[Ben’s note: I don’t like to beg, but after publishing "The Two Worlds of Data Infrastructure", I resorted to outright begging my friend Neville Crawley to reinstitute the regular note he used to write for Epsilon Theory, a series called "Rabbit Hole”. Luckily for my self-esteem, Neville has relented, and I am SO pleased to announce that we’ll be getting a new "Rabbit Hole” note every week or so. These notes on the nexus of government, society and technology (and how we might think about it), will change your worldview. I know they’ve changed mine.
PS. When he’s not writing guest posts for Epsilon Theory, Neville Crawley is the CEO of Kiva, which is an amazing company that you should get to know.]
I’ve been thinking a lot about product strategy and ‘control points’ recently.
I used to work on strategy with semiconductor manufacturers back in the day and the smartest ones only ever really had two strategy questions:
- “What’s going to have chips in it 10 years from now?”
- “What’s the control point?”
If you’re a semiconductor manufacturer “What’s going to have chips in it 10 years from now?” is a pretty obvious question to ask, and relatively easy to think about, build models around, etc. (although much harder to get right in terms of scale and timing … sitting in 2008 it was very hard to call relative scale and timing of adoption for VR, IoT, machine learning etc. etc. a decade out).

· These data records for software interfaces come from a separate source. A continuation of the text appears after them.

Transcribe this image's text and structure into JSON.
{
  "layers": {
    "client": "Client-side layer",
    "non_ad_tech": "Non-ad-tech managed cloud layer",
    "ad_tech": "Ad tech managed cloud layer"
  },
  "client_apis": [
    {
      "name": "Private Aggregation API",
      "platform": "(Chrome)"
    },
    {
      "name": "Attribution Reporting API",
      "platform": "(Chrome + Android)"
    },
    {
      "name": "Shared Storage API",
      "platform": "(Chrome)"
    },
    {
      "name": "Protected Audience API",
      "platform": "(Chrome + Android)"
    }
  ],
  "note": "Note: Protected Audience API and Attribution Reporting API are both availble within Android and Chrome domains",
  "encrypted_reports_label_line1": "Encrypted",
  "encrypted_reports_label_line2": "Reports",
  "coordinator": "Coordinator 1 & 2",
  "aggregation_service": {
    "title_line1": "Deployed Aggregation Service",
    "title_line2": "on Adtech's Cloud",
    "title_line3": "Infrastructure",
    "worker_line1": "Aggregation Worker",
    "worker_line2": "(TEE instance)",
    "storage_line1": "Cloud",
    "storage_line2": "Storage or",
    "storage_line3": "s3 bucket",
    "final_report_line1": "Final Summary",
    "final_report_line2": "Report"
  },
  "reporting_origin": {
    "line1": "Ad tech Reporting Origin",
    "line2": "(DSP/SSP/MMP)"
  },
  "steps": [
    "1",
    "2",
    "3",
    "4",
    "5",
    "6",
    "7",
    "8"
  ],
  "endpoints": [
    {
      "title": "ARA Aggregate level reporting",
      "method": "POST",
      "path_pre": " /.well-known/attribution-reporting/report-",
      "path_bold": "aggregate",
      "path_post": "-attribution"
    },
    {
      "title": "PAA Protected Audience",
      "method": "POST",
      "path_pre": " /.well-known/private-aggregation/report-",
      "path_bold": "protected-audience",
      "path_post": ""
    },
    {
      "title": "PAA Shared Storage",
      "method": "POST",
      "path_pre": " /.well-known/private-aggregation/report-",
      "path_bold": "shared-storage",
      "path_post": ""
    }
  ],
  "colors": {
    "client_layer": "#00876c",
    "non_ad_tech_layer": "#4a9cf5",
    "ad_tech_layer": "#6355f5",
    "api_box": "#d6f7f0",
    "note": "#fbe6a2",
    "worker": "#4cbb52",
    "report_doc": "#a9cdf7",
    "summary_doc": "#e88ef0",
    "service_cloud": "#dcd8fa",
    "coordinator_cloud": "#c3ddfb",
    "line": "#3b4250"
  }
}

The more interesting question though, I think, is around control points, and how this relates to product strategy. What I mean by a ‘control point’ is that sometimes, for some period of time, a piece of an ecosystem becomes dominant and ‘controls’ the rest of the ecosystem, and typically sucks in most of the economic profits.
In personal computing, in the Western world, I’d argue that, over the past 25 years or so, the control point shifted through Windows OS, through to mobile OS (with iOS hardware integration creating a particularly powerful control point), through to application layer personal data collection – with Google and Facebook dominant.
Clearly, application layer personal data collection is the control point right now.
I sit here now typing this Rabbit Hole column in Google docs (which I will end up writing on 3 different hardware devices as I grab a minute here and there through the day), before doing some light fact checking for it in Google search, before sending to Ben via Gmail, and then looking at another device to check my Google calendar to find a lunch meeting that I will navigate to via Google Maps.
Honestly, given the amount of data I’ve given Google today (and over the past 20 years) I should just let Google order lunch for me – their external algorithm probably has (or at least could have) a better sense of what I should eat for lunch today than my human ‘internal lunch decision algo’ does. (Yuval Harari writes very convincingly on this point in Homo Deus).
But, my bet is that, despite the convenience of Google knowing I should have the bisque and saving me from the club sandwich, we are coming up to a shift in control points whereby the next control point is going to be around personal empowerment of control over personal data and authorization.
GDPR points in this direction (in a very EU legislative kind of way) and in technology circles this is currently being hotly discussed in terms of ‘wallets’, ‘self sovereignty’, ’encryption keys’ and ‘data distribution’.
I’m not advocating for any one particular system, and don’t have clarity on exactly how or when this shift in control points will happen, but I do think that there is a strong chance we (in the Western world, at least) are going to see this shift in control points over the next 5 – 10 years, and see similarly large changes in personal behavior and value creation.
Here are some links that I think point in the direction of control over personal data and authorization.:
- This NY Times piece is a long, fascinating account of how Alastair Mactaggart, an Oakland, California resident, “became the most improbable, and perhaps the most important, privacy activist in America” … a great read on a super important topic that gets into the nuances and quite some details.
- Profile of Tim Berners-Lee / Solid project here and a direct link to Solid which aims “to change the way Web applications work today, resulting in true data ownership as well as improved privacy”
- A short (blockchain centric) primer on Self Sovereign Identity.